I have been thinking about virals a lot lately, and an having a hard time deciding how to measure their effect or when to really recommend them. So this is what I was thinking:
Why do clients ask for a viral?
- they are a low cost production
- they do not entail media costs - you do not pay to have them broadcast
- they do not have to follow the pre-set media plan or business plan
- sometimes they are better off not following the brand book
- they are immensely popular, generate huge WOM
What are the immediate benefits of virals?
(all of these should be the aftereffect of WOM - you evaluate WOM by its overall influence on awareness, leads and actual volume)
Possibly all these three are benefits, but here comes the catch: we have no actual data for any of them. There is no definitive case of a viral altering brand indexes, or sales (remember the famed Gorilla and the no so famous after-viral results, when Galaxy, Cadbury's prime competitor actually took over the category). That is because, as pointed out above, virals are off media plan, off business plan, off brand book - they are "rogue communicators".
Now, let us evaluate the possible benefits of a viral
- awareness, WOM - this is useful for a brand under 30% awareness. For brands with over 90% awareness the boring old regular media plan will suffice. I am having a hard time imagining brand support by only virals in a country with 35% Internet penetration. I am having a hard time imagining that in a country with 100& Internet penetration.

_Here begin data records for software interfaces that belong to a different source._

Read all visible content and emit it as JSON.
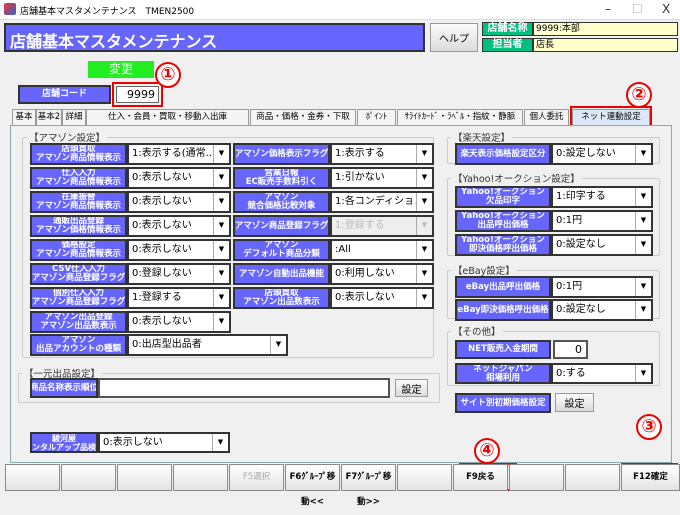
{
  "window": {
    "title": "店舗基本マスタメンテナンス　TMEN2500",
    "min": "–",
    "max": "☐",
    "close": "X"
  },
  "header": {
    "title": "店舗基本マスタメンテナンス",
    "help_label": "ヘルプ",
    "store_name_label": "店舗名称",
    "store_name_value": "9999:本部",
    "manager_label": "担当者",
    "manager_value": "店長"
  },
  "mode_badge": "変更",
  "store_code": {
    "label": "店舗コード",
    "value": "9999"
  },
  "tabs": [
    {
      "label": "基本"
    },
    {
      "label": "基本2"
    },
    {
      "label": "詳細"
    },
    {
      "label": "仕入・会員・買取・移動入出庫"
    },
    {
      "label": "商品・価格・金券・下取"
    },
    {
      "label": "ﾎﾟｲﾝﾄ"
    },
    {
      "label": "ｻﾗｲﾄｶｰﾄﾞ・ﾗﾍﾞﾙ・指紋・静脈"
    },
    {
      "label": "個人委託"
    },
    {
      "label": "ネット連動設定",
      "active": true
    }
  ],
  "amazon": {
    "title": "【アマゾン設定】",
    "fields": [
      {
        "label": "店頭買取\nアマゾン商品情報表示",
        "value": "1:表示する(通常..."
      },
      {
        "label": "アマゾン価格表示フラグ",
        "value": "1:表示する"
      },
      {
        "label": "仕入入力\nアマゾン商品情報表示",
        "value": "0:表示しない"
      },
      {
        "label": "営業日報\nEC販売手数料引く",
        "value": "1:引かない"
      },
      {
        "label": "在庫振替\nアマゾン商品情報表示",
        "value": "0:表示しない"
      },
      {
        "label": "アマゾン\n競合価格比較対象",
        "value": "1:各コンディションごと"
      },
      {
        "label": "通販出品登録\nアマゾン価格情報表示",
        "value": "0:表示しない"
      },
      {
        "label": "アマゾン商品登録フラグ",
        "value": "1:登録する",
        "disabled": true
      },
      {
        "label": "価格設定\nアマゾン商品情報表示",
        "value": "0:表示しない"
      },
      {
        "label": "アマゾン\nデフォルト商品分類",
        "value": ":All"
      },
      {
        "label": "CSV仕入入力\nアマゾン商品登録フラグ",
        "value": "0:登録しない"
      },
      {
        "label": "アマゾン自動出品機能",
        "value": "0:利用しない"
      },
      {
        "label": "個別仕入入力\nアマゾン商品登録フラグ",
        "value": "1:登録する"
      },
      {
        "label": "店頭買取\nアマゾン出品数表示",
        "value": "0:表示しない"
      },
      {
        "label": "アマゾン出品登録\nアマゾン出品数表示",
        "value": "0:表示しない"
      },
      {
        "label": "アマゾン\n出品アカウントの種類",
        "value": "0:出店型出品者"
      }
    ]
  },
  "ichigen": {
    "title": "【一元出品設定】",
    "label": "商品名称表示順位",
    "value": "",
    "button": "設定"
  },
  "surugaya": {
    "label": "駿河屋\nレンタルアップ品検索",
    "value": "0:表示しない"
  },
  "rakuten": {
    "title": "【楽天設定】",
    "fields": [
      {
        "label": "楽天表示価格設定区分",
        "value": "0:設定しない"
      }
    ]
  },
  "yahoo": {
    "title": "【Yahoo!オークション設定】",
    "fields": [
      {
        "label": "Yahoo!オークション\n欠品印字",
        "value": "1:印字する"
      },
      {
        "label": "Yahoo!オークション\n出品呼出価格",
        "value": "0:1円"
      },
      {
        "label": "Yahoo!オークション\n即決価格呼出価格",
        "value": "0:設定なし"
      }
    ]
  },
  "ebay": {
    "title": "【eBay設定】",
    "fields": [
      {
        "label": "eBay出品呼出価格",
        "value": "0:1円"
      },
      {
        "label": "eBay即決価格呼出価格",
        "value": "0:設定なし"
      }
    ]
  },
  "other": {
    "title": "【その他】",
    "net_label": "NET販売入金期間",
    "net_value": "0",
    "nj_label": "ネットジャパン\n相場利用",
    "nj_value": "0:する",
    "site_label": "サイト別初期価格設定",
    "site_button": "設定"
  },
  "fkeys": [
    "",
    "",
    "",
    "",
    "F5選択",
    "F6ｸﾞﾙｰﾌﾟ移動<<",
    "F7ｸﾞﾙｰﾌﾟ移動>>",
    "",
    "F9戻る",
    "",
    "",
    "F12確定"
  ],
  "annotations": [
    "①",
    "②",
    "③",
    "④"
  ],
  "colors": {
    "header": "#6666ff",
    "label": "#6666ff",
    "info_label": "#00c080",
    "mode": "#22ee22",
    "highlight": "#e00000"
  }
}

- likeability - surely, but not within your target group for all the reasons above. Being off brand and online :-) virals tend to appeal to the "web surfers", people who spend a lot of time online, who are susceptible to having a large mailing list etc. This disqualifies a bunch of mainstream brands whose main volumes come from people ...well, not like that
- sales - I am having a hard time finding a connection here but I am open to suggestions.
So, I guess, when recommending a viral or being asked to do a viral, ask your client "what is it that you are trying to achieve?"
communication is essential to business making and it involves more than the ability to name your product, write a tag line or a press release. It's an intricate, rational and scalable effort and, let's face it, not anyone can do it.